The aim of the IFCS Cluster Benchmark Data Repository is to stimulate better practice in benchmarking (performance comparison of methods) for cluster analysis by providing a variety of well documented high quality datasets and simulation routines for use in practical benchmarking.

At present, sometimes new methods, algorithms, and data-analytic devices (e.g., procedures to determine the number of clusters in a data set) are being proposed without adequate comparisons with current best practices, and without sufficient evidence of good performance on benchmarking datasets.

Even more often, when such new methods are proposed, a few simulations are run, a few real datasets are analyzed in an unsystematic manner. Sometimes this involves comparisons with one or two alternative methods, but there is no discussion of the specific conditions under which a method is supposed to work well, what kind of clusters it attempts to find, and what would therefore be the most appropriate competitors. Often such work implicitly assumes that there should be a unique best method for general clustering, and then suggests, based on a handful of experiments, that the just proposed new method is a promising candidate for this position, without giving an idea about potential weaknesses and limitations.

Benchmarking cluster analysis methods is indeed difficult. Particularly it is essentially more difficult than benchmarking supervised classification. The reason is that typically in supervised classification there is a single true grouping, and performance can be measured by looking at (potentially weighted) misclassification percentages. In cluster analysis (unsupervised classification), however, different aims of clustering may lead to different clusterings on the same dataset that could be optimal according to different criteria (e.g., overall low within-cluster distances, or optimal representation of every object by the centroid object of the cluster to which it is assigned, or optimal fit by a mixture probability model).

Often, datasets with known classes are used for benchmarking clustering in a similar manner as for supervised classification. Sometimes these are simulated from mixture probability models with clusters defined by homogeneous mixture components, sometimes these are real datasets in which the problem of interest was originally supervised classification. But in all of these cases it would be conceivable that clusterings other than those assumed to be "true" could be valid as well. Actually, clusterings different from the "known" ones could even be of more scientific interest, because cluster analysis is used in reality to find clusterings that are not yet known. For this reason, also it is of interest to use datasets for benchmarking that represent genuine clustering problems, i.e., in which the "true" clustering is not yet known.

It is therefore particularly important for benchmarking clustering to define properly the clustering problem that a method aims to solve, by specifying as precisely as possible what kinds of clusters are of interest. With this, appropriate simulation setups, datasets for benchmarking and competing existing clustering methods can be more systematically chosen.

The IFCS Cluster Benchmark Data Repository collects datasets with and without given "true" clusterings. A particular feature of the repository is that every dataset comes with a comprehensive documentation, including information on the specific nature of the clustering problem in this dataset and the characteristics that useful clusters should fulfill, with scientific justification.

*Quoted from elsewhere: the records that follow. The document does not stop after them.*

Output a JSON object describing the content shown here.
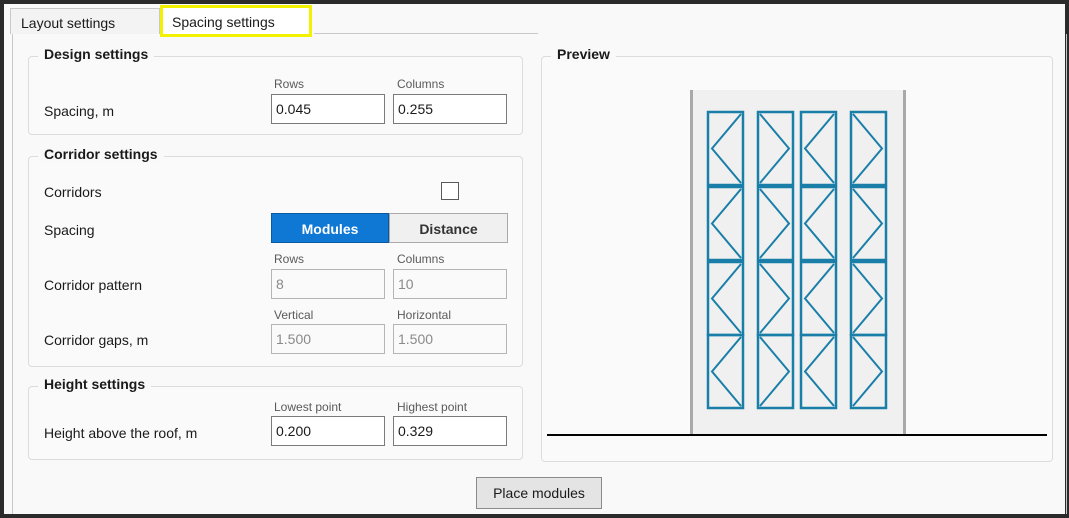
{
  "tabs": {
    "layout": "Layout settings",
    "spacing": "Spacing settings"
  },
  "design": {
    "title": "Design settings",
    "rows_label": "Rows",
    "columns_label": "Columns",
    "spacing_label": "Spacing, m",
    "rows_value": "0.045",
    "columns_value": "0.255"
  },
  "corridor": {
    "title": "Corridor settings",
    "corridors_label": "Corridors",
    "corridors_checked": false,
    "spacing_label": "Spacing",
    "modules_option": "Modules",
    "distance_option": "Distance",
    "selected_option": "Modules",
    "pattern_label": "Corridor pattern",
    "pattern_rows_label": "Rows",
    "pattern_columns_label": "Columns",
    "pattern_rows_value": "8",
    "pattern_columns_value": "10",
    "gaps_label": "Corridor gaps, m",
    "vertical_label": "Vertical",
    "horizontal_label": "Horizontal",
    "vertical_value": "1.500",
    "horizontal_value": "1.500"
  },
  "height": {
    "title": "Height settings",
    "row_label": "Height above the roof, m",
    "lowest_label": "Lowest point",
    "highest_label": "Highest point",
    "lowest_value": "0.200",
    "highest_value": "0.329"
  },
  "preview": {
    "title": "Preview",
    "module_rows": 4,
    "module_columns": 4,
    "colors": {
      "module_stroke": "#1a7fa8",
      "rail": "#a9a9a9",
      "panel_bg": "#f0f0f0",
      "ground": "#000000"
    }
  },
  "actions": {
    "place_modules": "Place modules"
  }
}
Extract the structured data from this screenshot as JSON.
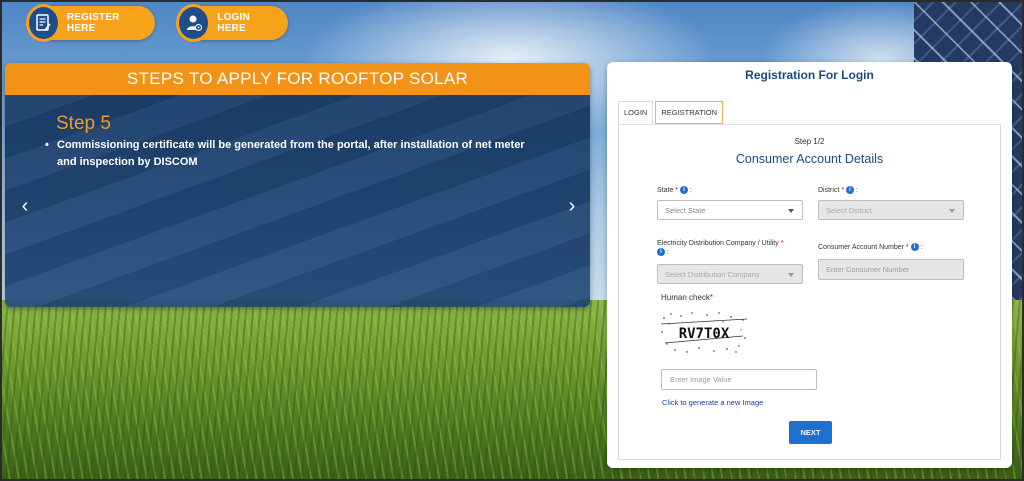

In case that "true" clusters are provided, such information is still required in order to understand properly what it means that a certain clustering method performs well or badly regarding misclassification, taking into account the possibility that clusterings other than the given one can also be good in some sense. In case that "true" clusters are not provided, the given information can be used to evaluate the performance of clustering methods by other means than by looking at misclassifications, for example based on quality criteria that can be computed from the clustered data, or based on other external variables or information if provided.

The overarching principle is that cluster benchmarking does not simply mean that methods are ranked in a one-dimensional manner, but rather that their advantages and shortcomings are characterized thoroughly against a more precise definition of what kind of clustering could be of interest, and the characteristics of the datasets.

Furthermore, the IFCS Cluster Benchmark Data Repository offers a platform for many of the different kinds of datasets on which clustering may be of interest, including standard multivariate data, data with mixed types of variables, similarity and dissimilarity data, and various kinds of structured data such as time series data, regression data, spatial data, symbolic data, graph data.